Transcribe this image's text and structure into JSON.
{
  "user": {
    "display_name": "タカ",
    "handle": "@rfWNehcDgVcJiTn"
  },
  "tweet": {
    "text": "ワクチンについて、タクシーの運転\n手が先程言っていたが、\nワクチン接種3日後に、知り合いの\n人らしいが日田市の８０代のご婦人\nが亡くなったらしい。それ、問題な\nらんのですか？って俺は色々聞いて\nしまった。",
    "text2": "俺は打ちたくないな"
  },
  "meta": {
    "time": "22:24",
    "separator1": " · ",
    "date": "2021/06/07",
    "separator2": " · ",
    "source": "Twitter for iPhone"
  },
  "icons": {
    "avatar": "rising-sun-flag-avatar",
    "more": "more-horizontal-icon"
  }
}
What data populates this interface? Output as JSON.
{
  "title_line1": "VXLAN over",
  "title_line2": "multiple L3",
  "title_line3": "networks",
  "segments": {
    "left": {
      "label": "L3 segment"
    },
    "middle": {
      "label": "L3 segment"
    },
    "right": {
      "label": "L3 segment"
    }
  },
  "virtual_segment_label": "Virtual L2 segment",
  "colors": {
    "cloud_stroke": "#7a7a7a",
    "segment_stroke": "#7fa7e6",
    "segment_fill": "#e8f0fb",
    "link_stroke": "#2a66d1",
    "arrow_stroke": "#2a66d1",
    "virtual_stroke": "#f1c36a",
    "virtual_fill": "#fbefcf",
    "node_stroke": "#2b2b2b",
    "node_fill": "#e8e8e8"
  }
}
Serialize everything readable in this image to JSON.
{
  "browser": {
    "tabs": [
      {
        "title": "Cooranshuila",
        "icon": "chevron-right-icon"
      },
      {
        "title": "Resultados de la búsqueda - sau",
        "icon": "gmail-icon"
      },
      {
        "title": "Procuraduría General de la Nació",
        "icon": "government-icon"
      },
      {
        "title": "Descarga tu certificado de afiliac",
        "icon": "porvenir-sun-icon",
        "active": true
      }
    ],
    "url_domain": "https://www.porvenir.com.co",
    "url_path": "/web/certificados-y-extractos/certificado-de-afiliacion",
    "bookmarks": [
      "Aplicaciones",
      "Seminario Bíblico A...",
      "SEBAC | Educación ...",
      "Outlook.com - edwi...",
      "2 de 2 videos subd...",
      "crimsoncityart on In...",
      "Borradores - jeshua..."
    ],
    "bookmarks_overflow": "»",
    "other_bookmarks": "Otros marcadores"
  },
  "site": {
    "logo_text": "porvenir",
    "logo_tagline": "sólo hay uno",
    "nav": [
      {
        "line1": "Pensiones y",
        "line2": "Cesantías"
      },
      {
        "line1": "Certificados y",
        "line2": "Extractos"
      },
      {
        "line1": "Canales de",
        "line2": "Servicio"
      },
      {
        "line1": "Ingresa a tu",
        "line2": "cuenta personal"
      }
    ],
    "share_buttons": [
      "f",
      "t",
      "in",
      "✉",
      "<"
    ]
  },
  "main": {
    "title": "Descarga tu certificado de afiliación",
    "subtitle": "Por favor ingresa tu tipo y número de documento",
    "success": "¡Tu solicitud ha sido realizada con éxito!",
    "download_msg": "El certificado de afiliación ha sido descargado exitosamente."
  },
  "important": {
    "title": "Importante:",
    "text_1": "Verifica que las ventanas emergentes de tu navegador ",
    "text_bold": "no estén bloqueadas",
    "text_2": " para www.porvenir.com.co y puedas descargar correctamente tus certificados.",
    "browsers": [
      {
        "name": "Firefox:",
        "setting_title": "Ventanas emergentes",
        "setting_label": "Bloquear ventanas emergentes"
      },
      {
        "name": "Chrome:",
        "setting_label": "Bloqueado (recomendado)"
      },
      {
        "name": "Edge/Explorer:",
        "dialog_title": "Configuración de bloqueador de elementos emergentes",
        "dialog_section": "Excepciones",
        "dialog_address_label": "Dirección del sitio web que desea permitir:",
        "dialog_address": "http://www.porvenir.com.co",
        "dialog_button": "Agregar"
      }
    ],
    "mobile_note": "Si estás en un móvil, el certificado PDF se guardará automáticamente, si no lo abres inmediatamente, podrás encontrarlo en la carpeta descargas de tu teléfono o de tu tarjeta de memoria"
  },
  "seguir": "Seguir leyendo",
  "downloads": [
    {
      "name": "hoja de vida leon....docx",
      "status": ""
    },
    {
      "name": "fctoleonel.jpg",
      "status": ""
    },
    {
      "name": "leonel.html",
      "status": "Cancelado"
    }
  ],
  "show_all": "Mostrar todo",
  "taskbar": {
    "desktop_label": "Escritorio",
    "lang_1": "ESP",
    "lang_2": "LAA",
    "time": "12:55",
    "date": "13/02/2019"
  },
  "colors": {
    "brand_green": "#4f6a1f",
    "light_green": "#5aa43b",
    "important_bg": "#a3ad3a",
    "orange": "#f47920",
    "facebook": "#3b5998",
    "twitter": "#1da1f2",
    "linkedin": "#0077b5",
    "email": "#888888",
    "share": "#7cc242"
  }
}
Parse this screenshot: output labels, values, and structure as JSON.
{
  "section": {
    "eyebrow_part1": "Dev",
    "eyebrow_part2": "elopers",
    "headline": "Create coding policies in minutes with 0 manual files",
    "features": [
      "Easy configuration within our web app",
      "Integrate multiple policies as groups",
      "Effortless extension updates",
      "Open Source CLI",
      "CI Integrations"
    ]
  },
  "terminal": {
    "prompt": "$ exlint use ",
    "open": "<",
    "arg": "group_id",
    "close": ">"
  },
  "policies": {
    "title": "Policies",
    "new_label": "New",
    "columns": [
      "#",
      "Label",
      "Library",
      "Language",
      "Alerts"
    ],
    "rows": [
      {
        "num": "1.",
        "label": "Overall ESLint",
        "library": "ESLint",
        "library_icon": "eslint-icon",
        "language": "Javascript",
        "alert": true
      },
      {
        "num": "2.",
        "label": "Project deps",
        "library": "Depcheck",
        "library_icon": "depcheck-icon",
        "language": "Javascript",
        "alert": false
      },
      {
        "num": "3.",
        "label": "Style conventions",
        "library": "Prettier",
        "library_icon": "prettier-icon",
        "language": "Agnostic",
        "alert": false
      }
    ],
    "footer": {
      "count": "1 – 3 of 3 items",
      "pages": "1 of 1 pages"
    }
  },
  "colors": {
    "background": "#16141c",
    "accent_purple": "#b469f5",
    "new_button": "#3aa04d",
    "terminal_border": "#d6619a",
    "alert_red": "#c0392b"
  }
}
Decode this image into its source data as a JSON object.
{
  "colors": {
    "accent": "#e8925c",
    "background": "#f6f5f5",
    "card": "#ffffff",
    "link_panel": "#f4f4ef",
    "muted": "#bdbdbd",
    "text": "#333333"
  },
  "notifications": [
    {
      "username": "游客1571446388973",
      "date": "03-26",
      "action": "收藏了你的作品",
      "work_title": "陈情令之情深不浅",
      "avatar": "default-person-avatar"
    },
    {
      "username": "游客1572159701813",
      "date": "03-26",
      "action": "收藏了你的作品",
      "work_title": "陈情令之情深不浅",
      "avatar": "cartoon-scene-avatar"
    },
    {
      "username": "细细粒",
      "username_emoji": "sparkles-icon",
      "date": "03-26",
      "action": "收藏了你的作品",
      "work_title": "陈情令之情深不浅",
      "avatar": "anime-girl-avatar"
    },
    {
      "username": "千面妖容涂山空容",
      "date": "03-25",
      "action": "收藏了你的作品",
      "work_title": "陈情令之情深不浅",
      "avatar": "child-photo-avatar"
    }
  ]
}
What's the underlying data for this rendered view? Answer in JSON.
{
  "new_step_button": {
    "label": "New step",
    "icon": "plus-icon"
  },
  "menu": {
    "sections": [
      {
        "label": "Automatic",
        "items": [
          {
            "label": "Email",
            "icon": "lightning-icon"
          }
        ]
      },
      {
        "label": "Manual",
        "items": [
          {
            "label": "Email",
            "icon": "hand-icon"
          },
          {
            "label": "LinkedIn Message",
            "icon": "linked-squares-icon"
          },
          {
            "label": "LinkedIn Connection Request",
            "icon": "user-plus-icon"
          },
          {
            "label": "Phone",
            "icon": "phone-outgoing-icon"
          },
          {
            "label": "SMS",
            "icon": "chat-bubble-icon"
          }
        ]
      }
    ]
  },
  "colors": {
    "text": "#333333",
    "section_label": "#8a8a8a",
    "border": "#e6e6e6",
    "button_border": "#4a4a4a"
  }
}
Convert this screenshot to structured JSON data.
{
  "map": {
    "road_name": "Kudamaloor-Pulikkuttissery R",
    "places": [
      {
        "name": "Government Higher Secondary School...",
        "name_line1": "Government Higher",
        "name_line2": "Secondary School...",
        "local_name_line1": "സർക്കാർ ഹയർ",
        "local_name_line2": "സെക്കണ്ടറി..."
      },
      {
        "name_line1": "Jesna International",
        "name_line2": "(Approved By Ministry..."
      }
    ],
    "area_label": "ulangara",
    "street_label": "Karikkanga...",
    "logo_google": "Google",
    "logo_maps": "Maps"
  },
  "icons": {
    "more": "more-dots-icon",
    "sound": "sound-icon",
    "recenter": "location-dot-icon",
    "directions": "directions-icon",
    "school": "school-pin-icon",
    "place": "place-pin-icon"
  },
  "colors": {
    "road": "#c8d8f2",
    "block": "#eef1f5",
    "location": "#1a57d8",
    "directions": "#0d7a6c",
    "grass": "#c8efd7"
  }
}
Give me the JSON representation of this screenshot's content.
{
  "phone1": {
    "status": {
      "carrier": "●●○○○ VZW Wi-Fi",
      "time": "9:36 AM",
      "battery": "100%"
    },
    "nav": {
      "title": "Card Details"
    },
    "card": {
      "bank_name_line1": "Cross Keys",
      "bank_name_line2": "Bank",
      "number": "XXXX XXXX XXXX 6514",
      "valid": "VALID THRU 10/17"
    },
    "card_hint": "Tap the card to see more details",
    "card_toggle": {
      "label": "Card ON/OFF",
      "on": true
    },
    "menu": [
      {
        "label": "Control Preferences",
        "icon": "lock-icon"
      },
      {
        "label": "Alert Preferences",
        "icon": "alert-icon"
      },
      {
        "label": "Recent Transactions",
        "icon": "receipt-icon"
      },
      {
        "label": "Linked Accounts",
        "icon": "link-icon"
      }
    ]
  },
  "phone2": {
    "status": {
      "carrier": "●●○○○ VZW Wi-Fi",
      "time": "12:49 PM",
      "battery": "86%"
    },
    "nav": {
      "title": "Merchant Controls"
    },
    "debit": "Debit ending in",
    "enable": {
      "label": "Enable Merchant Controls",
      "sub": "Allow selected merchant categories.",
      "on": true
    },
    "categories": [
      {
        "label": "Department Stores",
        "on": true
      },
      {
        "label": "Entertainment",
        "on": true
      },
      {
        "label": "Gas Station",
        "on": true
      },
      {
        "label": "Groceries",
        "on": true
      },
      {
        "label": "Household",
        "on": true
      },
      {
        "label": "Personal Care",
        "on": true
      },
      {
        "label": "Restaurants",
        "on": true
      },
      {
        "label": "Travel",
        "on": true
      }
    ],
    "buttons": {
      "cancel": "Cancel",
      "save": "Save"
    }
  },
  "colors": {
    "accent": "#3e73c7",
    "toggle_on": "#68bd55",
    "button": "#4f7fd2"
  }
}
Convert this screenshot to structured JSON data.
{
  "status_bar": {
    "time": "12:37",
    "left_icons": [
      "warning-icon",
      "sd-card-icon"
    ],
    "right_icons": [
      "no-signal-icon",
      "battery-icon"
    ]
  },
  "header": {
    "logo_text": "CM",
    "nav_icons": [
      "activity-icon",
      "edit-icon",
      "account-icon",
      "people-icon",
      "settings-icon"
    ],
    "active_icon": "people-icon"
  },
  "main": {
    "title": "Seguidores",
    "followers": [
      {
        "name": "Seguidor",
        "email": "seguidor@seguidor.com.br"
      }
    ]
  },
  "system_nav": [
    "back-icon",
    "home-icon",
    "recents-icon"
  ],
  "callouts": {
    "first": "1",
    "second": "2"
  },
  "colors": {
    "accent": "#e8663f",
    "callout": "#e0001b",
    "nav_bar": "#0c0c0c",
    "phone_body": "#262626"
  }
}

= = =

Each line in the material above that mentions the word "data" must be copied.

(WRITTEN SOLUTION):
What data populates this interface? Output as JSON.
Decode this image into its source data as a JSON object.
What's the underlying data for this rendered view? Answer in JSON.
Convert this screenshot to structured JSON data.
Convert this screenshot to structured JSON data.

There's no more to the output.